▸ TASK DETAILS:
Print every line below. Match each one exactly.

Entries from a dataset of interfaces
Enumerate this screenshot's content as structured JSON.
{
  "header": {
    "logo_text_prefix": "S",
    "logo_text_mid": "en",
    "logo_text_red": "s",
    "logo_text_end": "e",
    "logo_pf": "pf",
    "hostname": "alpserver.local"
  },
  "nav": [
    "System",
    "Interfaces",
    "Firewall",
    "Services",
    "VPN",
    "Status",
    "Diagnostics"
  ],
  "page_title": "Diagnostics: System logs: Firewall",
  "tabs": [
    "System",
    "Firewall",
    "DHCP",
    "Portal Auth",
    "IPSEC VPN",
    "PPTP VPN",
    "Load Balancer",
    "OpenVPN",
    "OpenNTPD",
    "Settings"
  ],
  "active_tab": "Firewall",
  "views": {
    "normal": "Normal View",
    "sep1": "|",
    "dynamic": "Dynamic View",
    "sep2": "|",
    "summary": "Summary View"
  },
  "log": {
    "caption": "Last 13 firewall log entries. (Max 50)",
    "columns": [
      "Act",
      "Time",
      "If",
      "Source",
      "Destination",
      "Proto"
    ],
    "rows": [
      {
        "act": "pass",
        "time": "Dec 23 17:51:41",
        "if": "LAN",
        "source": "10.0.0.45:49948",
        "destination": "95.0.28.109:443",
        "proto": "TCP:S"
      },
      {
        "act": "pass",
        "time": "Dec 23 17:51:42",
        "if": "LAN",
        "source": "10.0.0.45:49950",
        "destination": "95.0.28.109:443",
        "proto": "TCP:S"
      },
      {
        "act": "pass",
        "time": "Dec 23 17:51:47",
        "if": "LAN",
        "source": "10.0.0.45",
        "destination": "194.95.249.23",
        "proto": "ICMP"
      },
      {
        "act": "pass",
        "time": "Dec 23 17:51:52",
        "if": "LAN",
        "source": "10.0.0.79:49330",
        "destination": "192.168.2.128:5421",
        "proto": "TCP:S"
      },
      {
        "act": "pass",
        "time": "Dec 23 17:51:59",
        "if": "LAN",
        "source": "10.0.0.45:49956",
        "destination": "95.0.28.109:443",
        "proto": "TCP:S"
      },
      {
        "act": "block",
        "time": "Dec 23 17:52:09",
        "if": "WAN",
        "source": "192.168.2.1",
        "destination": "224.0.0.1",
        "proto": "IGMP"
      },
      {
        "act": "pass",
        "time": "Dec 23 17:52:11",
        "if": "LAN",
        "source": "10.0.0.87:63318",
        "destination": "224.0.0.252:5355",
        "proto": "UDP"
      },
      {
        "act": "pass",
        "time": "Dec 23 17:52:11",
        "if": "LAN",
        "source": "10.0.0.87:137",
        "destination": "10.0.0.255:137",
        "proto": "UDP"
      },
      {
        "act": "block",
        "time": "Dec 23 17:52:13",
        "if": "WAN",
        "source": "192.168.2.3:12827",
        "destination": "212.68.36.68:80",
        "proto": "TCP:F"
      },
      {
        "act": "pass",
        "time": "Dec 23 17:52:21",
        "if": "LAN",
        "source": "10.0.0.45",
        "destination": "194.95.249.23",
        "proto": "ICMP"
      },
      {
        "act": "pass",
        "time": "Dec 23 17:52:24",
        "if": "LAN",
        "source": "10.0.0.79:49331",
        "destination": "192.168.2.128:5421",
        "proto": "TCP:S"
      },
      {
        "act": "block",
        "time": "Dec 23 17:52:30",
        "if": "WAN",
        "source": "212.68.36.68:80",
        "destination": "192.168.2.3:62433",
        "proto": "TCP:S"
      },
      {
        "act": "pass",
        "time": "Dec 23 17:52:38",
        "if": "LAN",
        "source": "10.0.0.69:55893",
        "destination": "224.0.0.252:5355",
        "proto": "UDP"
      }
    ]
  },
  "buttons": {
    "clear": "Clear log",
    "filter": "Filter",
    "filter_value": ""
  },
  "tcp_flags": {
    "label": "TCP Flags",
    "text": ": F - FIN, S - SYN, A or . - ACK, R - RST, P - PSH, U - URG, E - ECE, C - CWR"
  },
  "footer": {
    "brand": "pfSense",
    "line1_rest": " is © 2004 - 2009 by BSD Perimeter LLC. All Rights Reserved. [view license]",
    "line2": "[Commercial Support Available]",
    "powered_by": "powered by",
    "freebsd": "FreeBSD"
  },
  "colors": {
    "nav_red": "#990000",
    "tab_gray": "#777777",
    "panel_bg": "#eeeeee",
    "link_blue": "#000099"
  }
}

▸ TASK RESPONSE:
Enumerate this screenshot's content as structured JSON.
{
  "header": {
    "logo_text_prefix": "S",
    "logo_text_mid": "en",
    "logo_text_red": "s",
    "logo_text_end": "e",
    "logo_pf": "pf",
    "hostname": "alpserver.local"
  },
  "nav": [
    "System",
    "Interfaces",
    "Firewall",
    "Services",
    "VPN",
    "Status",
    "Diagnostics"
  ],
  "page_title": "Diagnostics: System logs: Firewall",
  "tabs": [
    "System",
    "Firewall",
    "DHCP",
    "Portal Auth",
    "IPSEC VPN",
    "PPTP VPN",
    "Load Balancer",
    "OpenVPN",
    "OpenNTPD",
    "Settings"
  ],
  "active_tab": "Firewall",
  "views": {
    "normal": "Normal View",
    "sep1": "|",
    "dynamic": "Dynamic View",
    "sep2": "|",
    "summary": "Summary View"
  },
  "log": {
    "caption": "Last 13 firewall log entries. (Max 50)",
    "columns": [
      "Act",
      "Time",
      "If",
      "Source",
      "Destination",
      "Proto"
    ],
    "rows": [
      {
        "act": "pass",
        "time": "Dec 23 17:51:41",
        "if": "LAN",
        "source": "10.0.0.45:49948",
        "destination": "95.0.28.109:443",
        "proto": "TCP:S"
      },
      {
        "act": "pass",
        "time": "Dec 23 17:51:42",
        "if": "LAN",
        "source": "10.0.0.45:49950",
        "destination": "95.0.28.109:443",
        "proto": "TCP:S"
      },
      {
        "act": "pass",
        "time": "Dec 23 17:51:47",
        "if": "LAN",
        "source": "10.0.0.45",
        "destination": "194.95.249.23",
        "proto": "ICMP"
      },
      {
        "act": "pass",
        "time": "Dec 23 17:51:52",
        "if": "LAN",
        "source": "10.0.0.79:49330",
        "destination": "192.168.2.128:5421",
        "proto": "TCP:S"
      },
      {
        "act": "pass",
        "time": "Dec 23 17:51:59",
        "if": "LAN",
        "source": "10.0.0.45:49956",
        "destination": "95.0.28.109:443",
        "proto": "TCP:S"
      },
      {
        "act": "block",
        "time": "Dec 23 17:52:09",
        "if": "WAN",
        "source": "192.168.2.1",
        "destination": "224.0.0.1",
        "proto": "IGMP"
      },
      {
        "act": "pass",
        "time": "Dec 23 17:52:11",
        "if": "LAN",
        "source": "10.0.0.87:63318",
        "destination": "224.0.0.252:5355",
        "proto": "UDP"
      },
      {
        "act": "pass",
        "time": "Dec 23 17:52:11",
        "if": "LAN",
        "source": "10.0.0.87:137",
        "destination": "10.0.0.255:137",
        "proto": "UDP"
      },
      {
        "act": "block",
        "time": "Dec 23 17:52:13",
        "if": "WAN",
        "source": "192.168.2.3:12827",
        "destination": "212.68.36.68:80",
        "proto": "TCP:F"
      },
      {
        "act": "pass",
        "time": "Dec 23 17:52:21",
        "if": "LAN",
        "source": "10.0.0.45",
        "destination": "194.95.249.23",
        "proto": "ICMP"
      },
      {
        "act": "pass",
        "time": "Dec 23 17:52:24",
        "if": "LAN",
        "source": "10.0.0.79:49331",
        "destination": "192.168.2.128:5421",
        "proto": "TCP:S"
      },
      {
        "act": "block",
        "time": "Dec 23 17:52:30",
        "if": "WAN",
        "source": "212.68.36.68:80",
        "destination": "192.168.2.3:62433",
        "proto": "TCP:S"
      },
      {
        "act": "pass",
        "time": "Dec 23 17:52:38",
        "if": "LAN",
        "source": "10.0.0.69:55893",
        "destination": "224.0.0.252:5355",
        "proto": "UDP"
      }
    ]
  },
  "buttons": {
    "clear": "Clear log",
    "filter": "Filter",
    "filter_value": ""
  },
  "tcp_flags": {
    "label": "TCP Flags",
    "text": ": F - FIN, S - SYN, A or . - ACK, R - RST, P - PSH, U - URG, E - ECE, C - CWR"
  },
  "footer": {
    "brand": "pfSense",
    "line1_rest": " is © 2004 - 2009 by BSD Perimeter LLC. All Rights Reserved. [view license]",
    "line2": "[Commercial Support Available]",
    "powered_by": "powered by",
    "freebsd": "FreeBSD"
  },
  "colors": {
    "nav_red": "#990000",
    "tab_gray": "#777777",
    "panel_bg": "#eeeeee",
    "link_blue": "#000099"
  }
}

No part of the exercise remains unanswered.